STEP 1: Prepare the trim
Before you can remove your trim or baseboard, find the area where the trim connects with the wall, another board, door jamb, etc. Then, run a razor blade along the joint. By doing this, you will help prevent additional damage to those areas.
Start on one end of the baseboard and continue running the razor blade along the joint.
SIDE NOTE: You might have quarter rounds or shoe molding that need this done too. If you are wondering what a quarter round or shoe mold is Bob Vila has a full article all about them.
If your trim is painted, you most likely have caulk applied in this joint. You need to run the razor blade until it looks like you have broken through the caulk.
SIDE NOTE: If you don’t break through the caulk, it will make removing the trim more difficult because the caulk secures the trim to the wall. You can see what I mean in this tutorial where we apply caulk to a baseboard.
STEP 2: Use the trim puller
Now that the baseboard is finally unglued from the wall, floor or another board, it’s time to use your trim puller. Align the trim puller between the baseboard and drywall (this will be where you just ran your razor blade).
SIDE NOTE: If you are using a putty knife, carefully push the knife into the same area and wiggle it back and forth until the board pulls away from the wall. Then, slide the pry bar into the opening, you may need a hammer to tap the pry bar into place.
Take the hammer and tap the top of the trim puller. This will allow the tool to slide behind the baseboard. Keep tapping until the flat part of the puller is flush with the top of the baseboard.
SIDE NOTE: If you hit a nail or your trim is smaller than the puller, stop hammering and continue to the next part of this step.
Carefully pull the baseboard away from the wall by rotating the tool’s handle to the side.
TIP: The Trim Puller is designed to rotate left or right to remove trim, not up and down, like a pry bar.
Repeat this for the length of the baseboard or trim until the board loosens completely.
Watch for nails protruding from the baseboard. Remove them by hammering them from the back of the board to the front, then pulling the nail out from the front of the board.
Continue the process with the trim puller and hammer until all the baseboards or trim is removed from the area.
Give yourself a pat on the back and prepare for the final step.
STEP 3: Clean up the area

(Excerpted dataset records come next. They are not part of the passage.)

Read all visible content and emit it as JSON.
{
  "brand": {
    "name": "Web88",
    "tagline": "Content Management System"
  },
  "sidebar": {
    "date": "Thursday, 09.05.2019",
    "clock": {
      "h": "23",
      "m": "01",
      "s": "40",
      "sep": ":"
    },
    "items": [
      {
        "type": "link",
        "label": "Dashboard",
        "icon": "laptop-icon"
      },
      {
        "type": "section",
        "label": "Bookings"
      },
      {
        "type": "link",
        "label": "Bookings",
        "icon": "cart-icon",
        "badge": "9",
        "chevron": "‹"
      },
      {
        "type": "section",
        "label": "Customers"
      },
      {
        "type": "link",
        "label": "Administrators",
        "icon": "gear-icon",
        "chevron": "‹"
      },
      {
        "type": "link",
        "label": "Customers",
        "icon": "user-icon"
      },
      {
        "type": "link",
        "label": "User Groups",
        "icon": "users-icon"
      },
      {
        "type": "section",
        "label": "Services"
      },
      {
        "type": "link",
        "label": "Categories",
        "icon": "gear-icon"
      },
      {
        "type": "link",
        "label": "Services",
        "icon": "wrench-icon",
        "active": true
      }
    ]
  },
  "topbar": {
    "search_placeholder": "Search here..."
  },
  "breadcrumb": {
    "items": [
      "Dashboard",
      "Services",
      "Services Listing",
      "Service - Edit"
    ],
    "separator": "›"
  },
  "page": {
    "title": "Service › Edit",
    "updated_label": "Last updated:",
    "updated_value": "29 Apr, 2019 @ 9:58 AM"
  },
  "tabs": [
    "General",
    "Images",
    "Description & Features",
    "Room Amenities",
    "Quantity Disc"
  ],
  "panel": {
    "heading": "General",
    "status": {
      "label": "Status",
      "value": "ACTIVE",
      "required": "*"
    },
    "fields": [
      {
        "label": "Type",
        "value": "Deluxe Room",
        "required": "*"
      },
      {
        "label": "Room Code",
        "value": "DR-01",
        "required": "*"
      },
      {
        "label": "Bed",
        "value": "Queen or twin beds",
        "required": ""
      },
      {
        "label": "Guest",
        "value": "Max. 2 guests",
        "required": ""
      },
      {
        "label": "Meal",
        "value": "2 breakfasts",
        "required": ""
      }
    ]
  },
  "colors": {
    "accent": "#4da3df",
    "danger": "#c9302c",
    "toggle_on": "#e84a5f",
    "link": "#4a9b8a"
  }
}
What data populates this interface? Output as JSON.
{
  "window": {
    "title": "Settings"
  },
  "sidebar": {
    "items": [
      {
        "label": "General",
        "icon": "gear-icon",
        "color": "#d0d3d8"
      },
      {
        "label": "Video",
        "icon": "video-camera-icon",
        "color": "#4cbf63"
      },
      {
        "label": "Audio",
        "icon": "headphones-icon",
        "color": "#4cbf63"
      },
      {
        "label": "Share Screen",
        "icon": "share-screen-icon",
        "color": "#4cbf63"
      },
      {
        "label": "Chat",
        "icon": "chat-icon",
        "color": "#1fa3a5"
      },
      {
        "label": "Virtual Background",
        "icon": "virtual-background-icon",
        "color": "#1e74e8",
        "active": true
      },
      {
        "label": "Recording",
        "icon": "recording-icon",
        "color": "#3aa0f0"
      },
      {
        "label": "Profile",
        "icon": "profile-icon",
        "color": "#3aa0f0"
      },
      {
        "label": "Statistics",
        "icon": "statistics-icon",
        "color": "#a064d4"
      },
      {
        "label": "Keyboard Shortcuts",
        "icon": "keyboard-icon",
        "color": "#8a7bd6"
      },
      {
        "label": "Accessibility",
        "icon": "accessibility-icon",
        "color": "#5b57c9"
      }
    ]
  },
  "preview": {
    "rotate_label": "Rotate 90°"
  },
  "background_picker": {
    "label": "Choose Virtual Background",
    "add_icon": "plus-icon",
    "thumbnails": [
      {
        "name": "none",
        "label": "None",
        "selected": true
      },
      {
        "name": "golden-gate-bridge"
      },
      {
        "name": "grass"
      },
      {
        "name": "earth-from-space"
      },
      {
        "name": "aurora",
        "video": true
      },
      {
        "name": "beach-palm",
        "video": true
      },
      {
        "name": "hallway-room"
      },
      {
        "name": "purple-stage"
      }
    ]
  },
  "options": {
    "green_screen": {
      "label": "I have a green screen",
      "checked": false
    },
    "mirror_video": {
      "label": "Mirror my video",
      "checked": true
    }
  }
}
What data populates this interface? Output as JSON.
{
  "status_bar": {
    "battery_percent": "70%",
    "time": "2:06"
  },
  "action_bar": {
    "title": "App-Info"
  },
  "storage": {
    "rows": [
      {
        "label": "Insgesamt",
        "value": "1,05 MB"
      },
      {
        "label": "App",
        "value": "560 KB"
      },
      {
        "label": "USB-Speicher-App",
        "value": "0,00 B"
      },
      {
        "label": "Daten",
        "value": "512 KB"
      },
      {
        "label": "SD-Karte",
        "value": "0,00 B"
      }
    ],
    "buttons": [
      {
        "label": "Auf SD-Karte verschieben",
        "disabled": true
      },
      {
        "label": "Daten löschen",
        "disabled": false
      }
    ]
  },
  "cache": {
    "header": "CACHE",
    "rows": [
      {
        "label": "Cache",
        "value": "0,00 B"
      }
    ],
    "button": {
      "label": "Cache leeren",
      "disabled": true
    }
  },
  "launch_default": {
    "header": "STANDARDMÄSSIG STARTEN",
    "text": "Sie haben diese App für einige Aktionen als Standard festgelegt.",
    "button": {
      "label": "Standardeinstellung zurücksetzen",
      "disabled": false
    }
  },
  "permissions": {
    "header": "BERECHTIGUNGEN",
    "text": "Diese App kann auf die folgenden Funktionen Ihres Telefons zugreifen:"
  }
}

Once you have removed all the baseboards, use the trim puller to check for nails that may still be attached to the wall. If you find a stubborn nail, just hammer it into the wall.
Next, you can either use a putty knife or flat razor blade to slowly scrape the wall where the caulk was previously placed along the trim. This extra step will give you a smooth surface to work with when you’re ready to reinstall the baseboard.
Make sure you remove any residue on the baseboard itself (from the caulk or paint drips).
SIDE NOTE: If you happened to have any damage to your wall, now would be an excellent time to patch it with a drywall compound or spackling paste.
Then sweep the area, and you’re done removing the baseboard.
And that’s how you and your trim puller can remove baseboard without damaging them or the wall!